SSN scholar Colleen Grogan is one of the nation's leading experts on Medicaid, and she lays out the key facts and issues in two important SSN briefs. In Grogan's brief on the vital role of Medicaid in U.S. health care, she explains that half of all Americans have either benefitted from Medicaid in its current form or know someone who has been helped. Medicaid provides health care for poor families and children and helps fund nursing home care for the elderly and specialized services for many disabled people of all ages. Another highly informative Grogan brief details the Republican plans for Medicaid and what they would mean for fiscally hard-pressed U.S. states. According to blueprints already spelled out by Congressman Paul Ryan and endorsed by most Congressional Republicans as well as presidential contender Mitt Romney, funding for Medicaid would be reduced by more than a third over the next decade. What is more, the federal government would leave each state on its own to pay for health care for the poor, elderly, and disabled, even during national economic downturns when state revenues sharply decline. State governments would face draconian choices about which vulnerable groups should be deprived of essential services.

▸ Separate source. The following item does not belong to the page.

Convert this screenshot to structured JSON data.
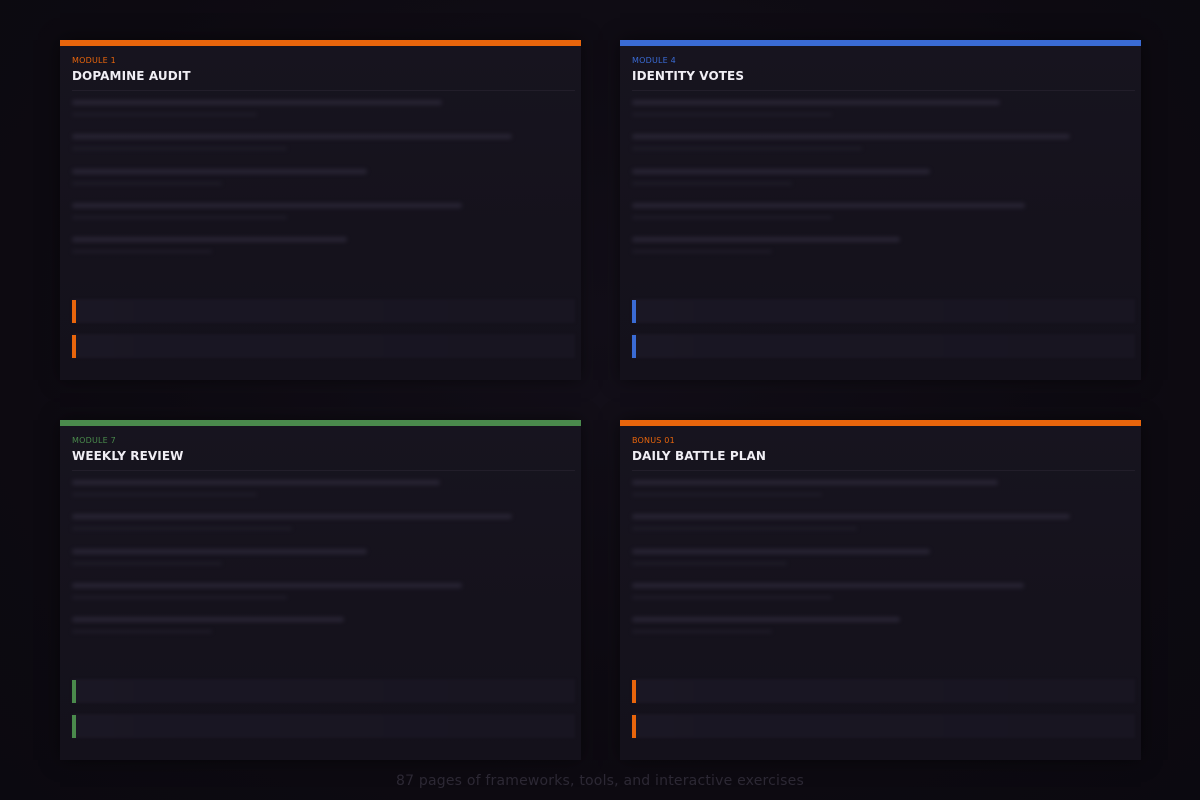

Once Paul Ryan was elevated to become the GOP nominee for Vice President, his budget plans – largely endorsed by Republican presidential contender Mitt Romney – gained new national visibility. Ryan's plan to restructure Medicare for Americans retiring a decade from now gets the most attention, as Democrats and Republicans clash on the future of this very popular health care program for the elderly.

A number of SSN experts weigh in on the human and fiscal implications of the new GOP intention to remove Medicare's universal guarantee of basic health care for older Americans and replace it with vouchers of restricted value. The vouchers would apply to part of the cost of either private health insurance plans or a redefined, residual public program. Judy Feder of Georgetown University explains why private insurance vouchers cannot replace Medicare. Larry Polivka of Florida State University lays out why the Ryan budget heads the wrong way for Medicare. And a nationally renowned expert on Medicare, Theodore Marmor of Yale University, spells out why turning Medicare into vouchers will not work – for either beneficiaries or the national health care budget.

Indeed, few experts think the GOP voucher approach would save money. Analysts find that this approach would reduce the federal government's commitment only slightly, yet also shift high additional costs and risks onto future retirees and make it harder to limit overall cost increases in national health care spending. The reason is clear: by breaking up Medicare to create insurance company subsidies, the bargaining capacity of the system would be reduced, making it hard to limit price increases for health care services, equipment, and prescription drugs.

The bottom line is clear: the Obama administration plans to make Medicare more cost effective and use its bargaining power to help reduce costs in the system as a whole, while the GOP wants to break up Medicare (and Medicaid) and hope that market competition would limit future cost increases. In 2012, therefore, the two parties have contrasting plans not just for health insurance coverage but also for how to make American health care more cost-effective in future decades. Empirical evidence suggests that only one party's approach has much chance of success.

October 2012